The Way It Is
There’s a thread you follow. It goes among
things that change. But it doesn’t change.
People wonder about what you are pursuing.
You have to explain about the thread.
But it is hard for others to see.
While you hold it you can’t get lost.
Tragedies happen; people get hurt
or die; and you suffer and get old.
Nothing you do can stop time’s unfolding.
You don’t ever let go of the thread.
~ William Stafford ~
I don’t know why this poem seems appropriate but I ran into it in a book I am reading as a book group with the Western Massachusetts Writing Project (the book is From Outrageous to Inspired by David Hagstrom) and it got at something about my entry into Twitter.
A year ago, my friend, Bud, was explaining to a few of us in the National Writing Project about Twitter and I kind of didn’t get it. He talked about short posts, an emerging community and text messaging. He lost me at text messaging, as I don’t like cell phones, and so Twitter remained outside of my field of vision for a long, long time.

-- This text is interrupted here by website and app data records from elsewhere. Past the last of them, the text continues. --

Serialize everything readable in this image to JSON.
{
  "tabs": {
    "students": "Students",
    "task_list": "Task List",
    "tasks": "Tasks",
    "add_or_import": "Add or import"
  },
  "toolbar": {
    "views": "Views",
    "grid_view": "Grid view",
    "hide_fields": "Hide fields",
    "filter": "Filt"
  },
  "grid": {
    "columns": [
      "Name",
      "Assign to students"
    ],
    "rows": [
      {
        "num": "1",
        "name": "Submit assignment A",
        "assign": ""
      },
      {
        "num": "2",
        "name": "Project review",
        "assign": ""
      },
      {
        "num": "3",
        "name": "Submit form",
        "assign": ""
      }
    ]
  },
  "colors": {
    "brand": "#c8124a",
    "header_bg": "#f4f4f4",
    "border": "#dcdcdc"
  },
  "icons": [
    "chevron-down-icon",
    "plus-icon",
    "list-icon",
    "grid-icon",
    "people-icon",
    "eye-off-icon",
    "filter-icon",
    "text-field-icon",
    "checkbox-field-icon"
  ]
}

Then, I became an Edublog Supporter and suddenly, I had some possibilities to merge my Blog with Twitter, and I realized that I did not need a cell phone (was this obvious to everyone but me?) and I could Twitter from the web. And so, I did, and in the past week or so I have been fully engrossed in this concept of “What are you doing right now” in 140 characters or less. It is not IM, as far as I can tell, but some strange cousin with its own universe. And, of course, my friend, Bonnie, was asking if I was going to venture into Twitter. There was a convergence of momentum.
What I like about Twitter is that it gives me an opportunity to enter as a writer, but I am also becoming a reader. As you Twitter, you are also following others, and others are following you. I think. It seems as if there are many threads going on, depending on your network, and so you may suddenly see references to alternative conversations and it feels a bit disorientating. As if someone is whispering some news behind your back, inadvertently. I am wondering what is going on with the other folks in my network and if I am even part of their network. Is it all reciprocal?
I also use something called Twitbin, which an add-on for Firefox that allow you to open up Twitter right in the left side of the browser. It is quite handy. You can be working and watching as folks are letting you into their lives. Anything from baking cookies to preparing for a presentation to a scuffle in the classroom — it comes out on Twitter.
With Edublogs, I can now both add my blog posts to my Twitter and then collect all of my Twitter posts onto my blog — all automatically. It’s interesting and I am noticing my writing is a tangle of focus and freeform with Twitter. I really am trying to hold true to the question of “What are you doing right now.” It reminds me of our Day in a Sentence, too, as we reflect on our week and boil it down to its essentials. Twitter is kind of like that, but on the run and in the moment.
Along with searching out Twitter friends (dogtrax is my twitter name, if you want to add me to your list), I also came upon two interesting Twitter feeds. One, called TwitterLit, posts the first line of an adult novel and that’s it. Another, called KidderLit, is the children’s book version, and it has opening lines to kid books. I love that. It is so interesting and certainly, I am going to use them as writing prompts in the classroom. (Hmmm — might be a nice post for Ben’s TeachEng.Us blog — note to self).
Where does this Twitter lead? I am not sure, but I was intrigued to see my friends from the New York City Writing Project having their own collective Twitter page and I wonder if there are ways to move Twitter into professional development.
For now, though, it is another venue for writing. What am I doing right now? Writing about Twitter. How about you?
Peace (in short thoughts),